**What to do**
Since only the text is wanted, print every entry below exactly and omit the images.

**Dataset records**
::::::::
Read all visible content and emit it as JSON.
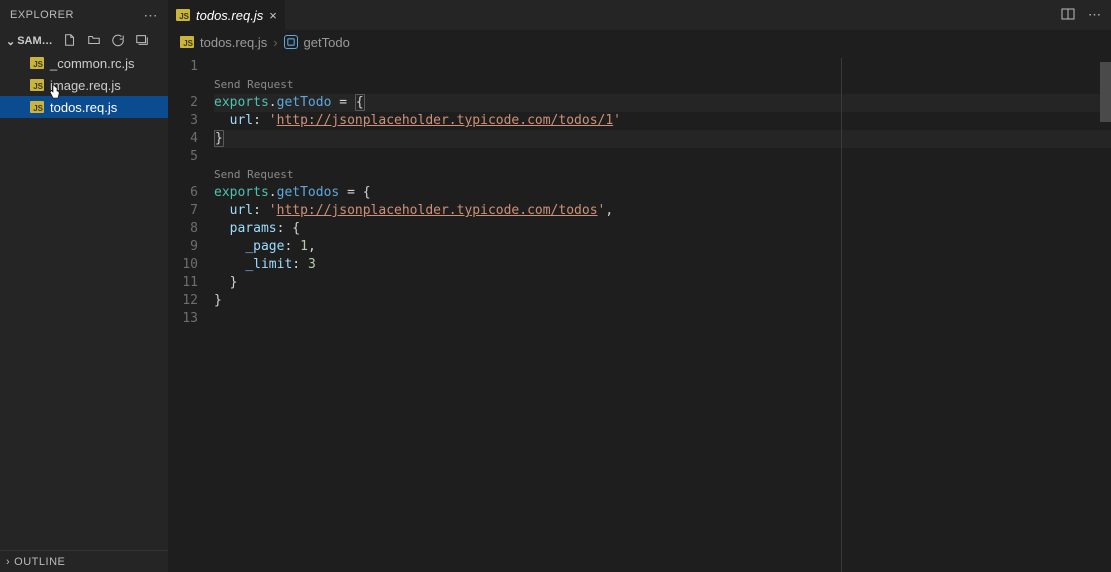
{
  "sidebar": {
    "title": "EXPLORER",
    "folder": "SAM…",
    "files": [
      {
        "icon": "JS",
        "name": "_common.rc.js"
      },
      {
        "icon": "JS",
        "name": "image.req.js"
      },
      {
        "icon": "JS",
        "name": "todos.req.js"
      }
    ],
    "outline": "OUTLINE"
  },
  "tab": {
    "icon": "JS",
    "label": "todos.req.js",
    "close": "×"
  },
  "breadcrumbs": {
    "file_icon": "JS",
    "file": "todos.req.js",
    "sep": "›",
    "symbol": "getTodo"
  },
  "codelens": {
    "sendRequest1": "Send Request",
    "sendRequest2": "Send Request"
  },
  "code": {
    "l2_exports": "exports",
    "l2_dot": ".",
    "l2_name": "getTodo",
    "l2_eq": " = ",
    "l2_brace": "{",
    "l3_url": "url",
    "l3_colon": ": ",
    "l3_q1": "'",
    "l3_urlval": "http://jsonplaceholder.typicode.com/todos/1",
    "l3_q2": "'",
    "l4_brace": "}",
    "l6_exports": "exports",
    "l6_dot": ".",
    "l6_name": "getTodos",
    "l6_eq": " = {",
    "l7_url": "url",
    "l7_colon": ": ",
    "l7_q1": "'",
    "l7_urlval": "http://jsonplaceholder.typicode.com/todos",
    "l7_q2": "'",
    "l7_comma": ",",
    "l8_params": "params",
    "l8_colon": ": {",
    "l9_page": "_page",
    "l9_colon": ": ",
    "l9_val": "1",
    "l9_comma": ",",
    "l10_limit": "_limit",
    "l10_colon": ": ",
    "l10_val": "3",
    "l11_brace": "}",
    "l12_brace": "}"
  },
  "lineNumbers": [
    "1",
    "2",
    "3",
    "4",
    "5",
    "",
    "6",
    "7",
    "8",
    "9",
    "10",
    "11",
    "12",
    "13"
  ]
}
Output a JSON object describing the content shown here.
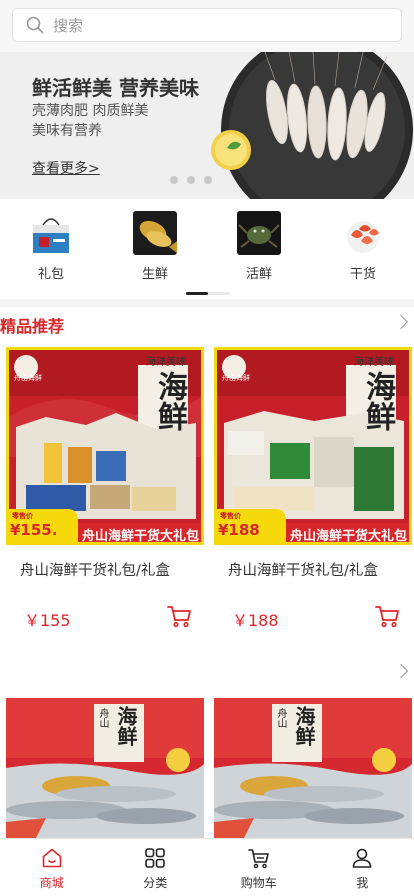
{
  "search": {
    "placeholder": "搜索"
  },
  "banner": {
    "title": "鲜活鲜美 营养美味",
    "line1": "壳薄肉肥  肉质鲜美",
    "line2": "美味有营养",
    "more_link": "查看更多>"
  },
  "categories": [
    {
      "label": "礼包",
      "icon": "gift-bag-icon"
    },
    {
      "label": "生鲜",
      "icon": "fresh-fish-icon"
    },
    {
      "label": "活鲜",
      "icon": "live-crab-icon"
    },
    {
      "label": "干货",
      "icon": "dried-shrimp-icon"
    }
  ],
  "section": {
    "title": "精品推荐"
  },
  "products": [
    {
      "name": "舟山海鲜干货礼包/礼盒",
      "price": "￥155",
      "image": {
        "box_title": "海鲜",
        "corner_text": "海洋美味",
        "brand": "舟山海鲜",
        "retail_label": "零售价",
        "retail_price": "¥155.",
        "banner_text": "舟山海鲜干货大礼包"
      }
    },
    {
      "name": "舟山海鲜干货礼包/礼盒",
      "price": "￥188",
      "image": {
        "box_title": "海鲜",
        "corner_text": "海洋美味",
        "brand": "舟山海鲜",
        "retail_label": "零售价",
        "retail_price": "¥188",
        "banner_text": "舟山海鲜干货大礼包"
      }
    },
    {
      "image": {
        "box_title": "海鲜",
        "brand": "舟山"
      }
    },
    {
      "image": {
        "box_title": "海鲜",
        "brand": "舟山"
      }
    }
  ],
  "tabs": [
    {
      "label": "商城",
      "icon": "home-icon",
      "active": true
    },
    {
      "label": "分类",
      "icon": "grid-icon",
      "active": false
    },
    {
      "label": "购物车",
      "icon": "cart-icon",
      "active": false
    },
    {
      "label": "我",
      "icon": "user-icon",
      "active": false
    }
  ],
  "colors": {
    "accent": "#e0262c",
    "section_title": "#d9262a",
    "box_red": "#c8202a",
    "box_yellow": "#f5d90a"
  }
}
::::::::
**Exercise result**
Read all visible content and emit it as JSON.
{
  "sidebar": {
    "title": "EXPLORER",
    "folder": "SAM…",
    "files": [
      {
        "icon": "JS",
        "name": "_common.rc.js"
      },
      {
        "icon": "JS",
        "name": "image.req.js"
      },
      {
        "icon": "JS",
        "name": "todos.req.js"
      }
    ],
    "outline": "OUTLINE"
  },
  "tab": {
    "icon": "JS",
    "label": "todos.req.js",
    "close": "×"
  },
  "breadcrumbs": {
    "file_icon": "JS",
    "file": "todos.req.js",
    "sep": "›",
    "symbol": "getTodo"
  },
  "codelens": {
    "sendRequest1": "Send Request",
    "sendRequest2": "Send Request"
  },
  "code": {
    "l2_exports": "exports",
    "l2_dot": ".",
    "l2_name": "getTodo",
    "l2_eq": " = ",
    "l2_brace": "{",
    "l3_url": "url",
    "l3_colon": ": ",
    "l3_q1": "'",
    "l3_urlval": "http://jsonplaceholder.typicode.com/todos/1",
    "l3_q2": "'",
    "l4_brace": "}",
    "l6_exports": "exports",
    "l6_dot": ".",
    "l6_name": "getTodos",
    "l6_eq": " = {",
    "l7_url": "url",
    "l7_colon": ": ",
    "l7_q1": "'",
    "l7_urlval": "http://jsonplaceholder.typicode.com/todos",
    "l7_q2": "'",
    "l7_comma": ",",
    "l8_params": "params",
    "l8_colon": ": {",
    "l9_page": "_page",
    "l9_colon": ": ",
    "l9_val": "1",
    "l9_comma": ",",
    "l10_limit": "_limit",
    "l10_colon": ": ",
    "l10_val": "3",
    "l11_brace": "}",
    "l12_brace": "}"
  },
  "lineNumbers": [
    "1",
    "2",
    "3",
    "4",
    "5",
    "",
    "6",
    "7",
    "8",
    "9",
    "10",
    "11",
    "12",
    "13"
  ]
}
Output a JSON object describing the content shown here.
{
  "search": {
    "placeholder": "搜索"
  },
  "banner": {
    "title": "鲜活鲜美 营养美味",
    "line1": "壳薄肉肥  肉质鲜美",
    "line2": "美味有营养",
    "more_link": "查看更多>"
  },
  "categories": [
    {
      "label": "礼包",
      "icon": "gift-bag-icon"
    },
    {
      "label": "生鲜",
      "icon": "fresh-fish-icon"
    },
    {
      "label": "活鲜",
      "icon": "live-crab-icon"
    },
    {
      "label": "干货",
      "icon": "dried-shrimp-icon"
    }
  ],
  "section": {
    "title": "精品推荐"
  },
  "products": [
    {
      "name": "舟山海鲜干货礼包/礼盒",
      "price": "￥155",
      "image": {
        "box_title": "海鲜",
        "corner_text": "海洋美味",
        "brand": "舟山海鲜",
        "retail_label": "零售价",
        "retail_price": "¥155.",
        "banner_text": "舟山海鲜干货大礼包"
      }
    },
    {
      "name": "舟山海鲜干货礼包/礼盒",
      "price": "￥188",
      "image": {
        "box_title": "海鲜",
        "corner_text": "海洋美味",
        "brand": "舟山海鲜",
        "retail_label": "零售价",
        "retail_price": "¥188",
        "banner_text": "舟山海鲜干货大礼包"
      }
    },
    {
      "image": {
        "box_title": "海鲜",
        "brand": "舟山"
      }
    },
    {
      "image": {
        "box_title": "海鲜",
        "brand": "舟山"
      }
    }
  ],
  "tabs": [
    {
      "label": "商城",
      "icon": "home-icon",
      "active": true
    },
    {
      "label": "分类",
      "icon": "grid-icon",
      "active": false
    },
    {
      "label": "购物车",
      "icon": "cart-icon",
      "active": false
    },
    {
      "label": "我",
      "icon": "user-icon",
      "active": false
    }
  ],
  "colors": {
    "accent": "#e0262c",
    "section_title": "#d9262a",
    "box_red": "#c8202a",
    "box_yellow": "#f5d90a"
  }
}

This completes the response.